Jeffrey Deitch in January 2010, at the announcement of his selection as… (Lawrence K. Ho / Los Angeles…)
For the last three weeks the Museum of Contemporary Art has been in an uproar over the resignation (some might say "ouster") of chief curator Paul Schimmel. Subsequently, four renowned artists who served on MOCA's board also resigned: Catherine Opie, Ed Ruscha, Barbara Kruger and John Baldessari.
On Friday, MOCA Director Jeffrey Deitch, who'd been largely silent publicly until now, posted a "Message From the Director" on the museum's website in which he seeks to offer reassurance about MOCA's financial and artistic stability and its future direction. The message came following a meeting Thursday night of MOCA's board of trustees.
"The recent events and board resignations at MOCA have prompted a number of critical articles about the museum," Deitch's message begins.

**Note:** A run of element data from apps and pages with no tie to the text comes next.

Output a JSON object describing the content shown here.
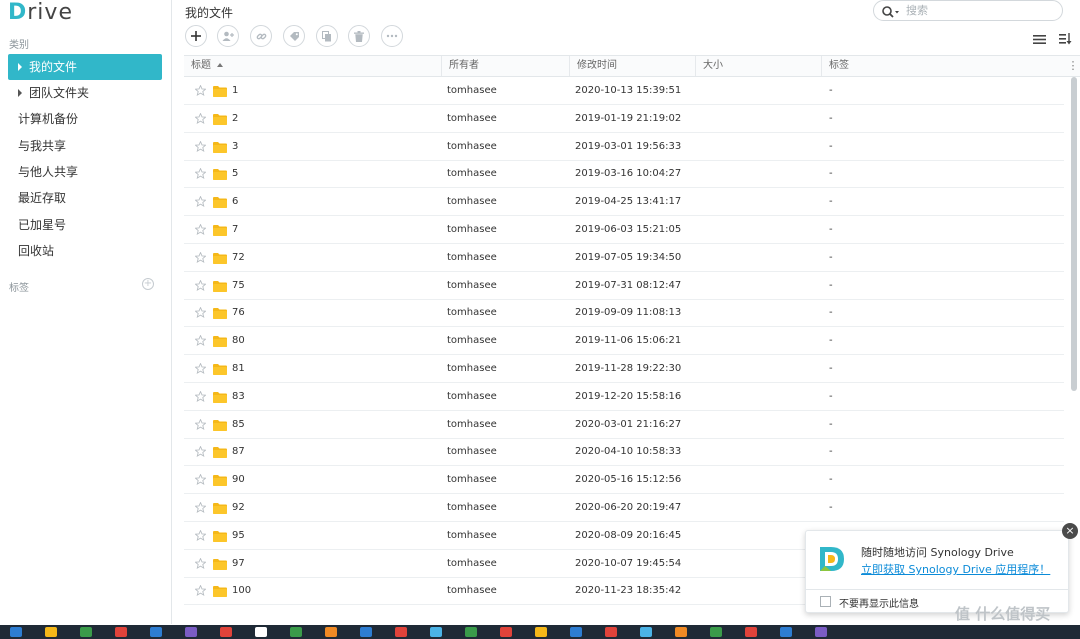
{
  "app": {
    "logo_first": "D",
    "logo_rest": "rive"
  },
  "sidebar": {
    "section_category": "类别",
    "items": [
      {
        "label": "我的文件"
      },
      {
        "label": "团队文件夹"
      },
      {
        "label": "计算机备份"
      },
      {
        "label": "与我共享"
      },
      {
        "label": "与他人共享"
      },
      {
        "label": "最近存取"
      },
      {
        "label": "已加星号"
      },
      {
        "label": "回收站"
      }
    ],
    "section_tags": "标签",
    "tag_add": "+"
  },
  "header": {
    "title": "我的文件",
    "search_placeholder": "搜索"
  },
  "table": {
    "columns": {
      "name": "标题",
      "owner": "所有者",
      "modified": "修改时间",
      "size": "大小",
      "tags": "标签"
    },
    "rows": [
      {
        "name": "1",
        "owner": "tomhasee",
        "modified": "2020-10-13 15:39:51",
        "size": "",
        "tags": "-"
      },
      {
        "name": "2",
        "owner": "tomhasee",
        "modified": "2019-01-19 21:19:02",
        "size": "",
        "tags": "-"
      },
      {
        "name": "3",
        "owner": "tomhasee",
        "modified": "2019-03-01 19:56:33",
        "size": "",
        "tags": "-"
      },
      {
        "name": "5",
        "owner": "tomhasee",
        "modified": "2019-03-16 10:04:27",
        "size": "",
        "tags": "-"
      },
      {
        "name": "6",
        "owner": "tomhasee",
        "modified": "2019-04-25 13:41:17",
        "size": "",
        "tags": "-"
      },
      {
        "name": "7",
        "owner": "tomhasee",
        "modified": "2019-06-03 15:21:05",
        "size": "",
        "tags": "-"
      },
      {
        "name": "72",
        "owner": "tomhasee",
        "modified": "2019-07-05 19:34:50",
        "size": "",
        "tags": "-"
      },
      {
        "name": "75",
        "owner": "tomhasee",
        "modified": "2019-07-31 08:12:47",
        "size": "",
        "tags": "-"
      },
      {
        "name": "76",
        "owner": "tomhasee",
        "modified": "2019-09-09 11:08:13",
        "size": "",
        "tags": "-"
      },
      {
        "name": "80",
        "owner": "tomhasee",
        "modified": "2019-11-06 15:06:21",
        "size": "",
        "tags": "-"
      },
      {
        "name": "81",
        "owner": "tomhasee",
        "modified": "2019-11-28 19:22:30",
        "size": "",
        "tags": "-"
      },
      {
        "name": "83",
        "owner": "tomhasee",
        "modified": "2019-12-20 15:58:16",
        "size": "",
        "tags": "-"
      },
      {
        "name": "85",
        "owner": "tomhasee",
        "modified": "2020-03-01 21:16:27",
        "size": "",
        "tags": "-"
      },
      {
        "name": "87",
        "owner": "tomhasee",
        "modified": "2020-04-10 10:58:33",
        "size": "",
        "tags": "-"
      },
      {
        "name": "90",
        "owner": "tomhasee",
        "modified": "2020-05-16 15:12:56",
        "size": "",
        "tags": "-"
      },
      {
        "name": "92",
        "owner": "tomhasee",
        "modified": "2020-06-20 20:19:47",
        "size": "",
        "tags": "-"
      },
      {
        "name": "95",
        "owner": "tomhasee",
        "modified": "2020-08-09 20:16:45",
        "size": "",
        "tags": ""
      },
      {
        "name": "97",
        "owner": "tomhasee",
        "modified": "2020-10-07 19:45:54",
        "size": "",
        "tags": ""
      },
      {
        "name": "100",
        "owner": "tomhasee",
        "modified": "2020-11-23 18:35:42",
        "size": "",
        "tags": ""
      }
    ]
  },
  "popup": {
    "title": "随时随地访问 Synology Drive",
    "link": "立即获取 Synology Drive 应用程序！",
    "checkbox_label": "不要再显示此信息",
    "close": "×"
  },
  "watermark": "值 什么值得买",
  "colors": {
    "accent": "#31b7c9",
    "folder": "#f5b819",
    "link": "#0b8bd8"
  }
}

"We would like to reassure you of our commitment to extending MOCA’s legacy and international reputation as a preeminent contemporary art institution, to fulfilling the museum’s mission, and to ensuring that it has a secure future both financially and artistically."

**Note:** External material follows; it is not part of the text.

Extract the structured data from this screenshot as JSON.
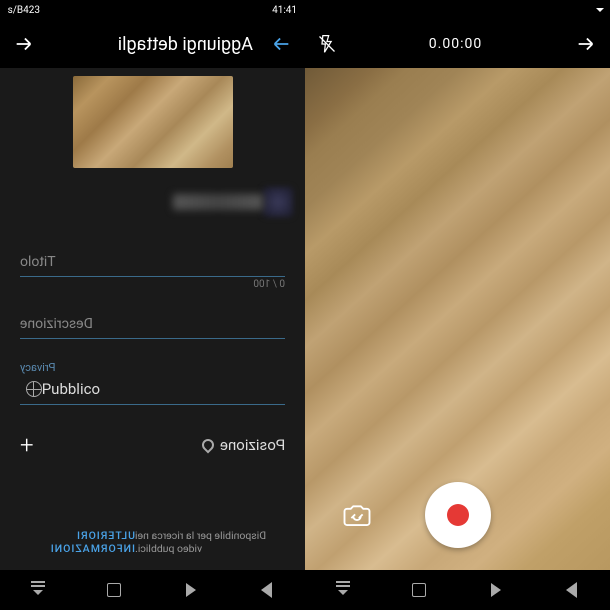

Schimmel, who led the museum’s curatorial staff for 22 years, resigned in June following a vote by MOCA’s board. Sources told the Times that he had been summoned to the office of billionaire Eli Broad, MOCA's most prominent funder, and informed of the board's decision. For some time, tensions had been building between Schimmel and Deitch about the museum’s future direction.
In his message, Deitch goes on to describe contemporary art as "the most exciting new cultural platform, connecting with fashion, music, design, film, performance, and community development."
"It is essential that MOCA remain progressive and at the forefront of change, as it always has been," he continues. "The museum’s upcoming program is a response to and an articulation of the current art and cultural landscape today."
Deitch concludes by praising his staff and by citing several upcoming exhibitions, including solo shows of the work of Taryn Simon, Mark Bradford, Urs Fischer and Jeff Koons. Also upcoming are historical exhibitions such as "Destroy the Picture: Painting the Void, 1949–1962," a survey of postwar abstraction from Europe, Japan and the United States; and "Blues for Smoke, an examination of the blues aesthetic in visual art over the last 50 years, which will open in October.
For more developments at MOCA, check back later with Culture Monster, latimes.com/culturemonster.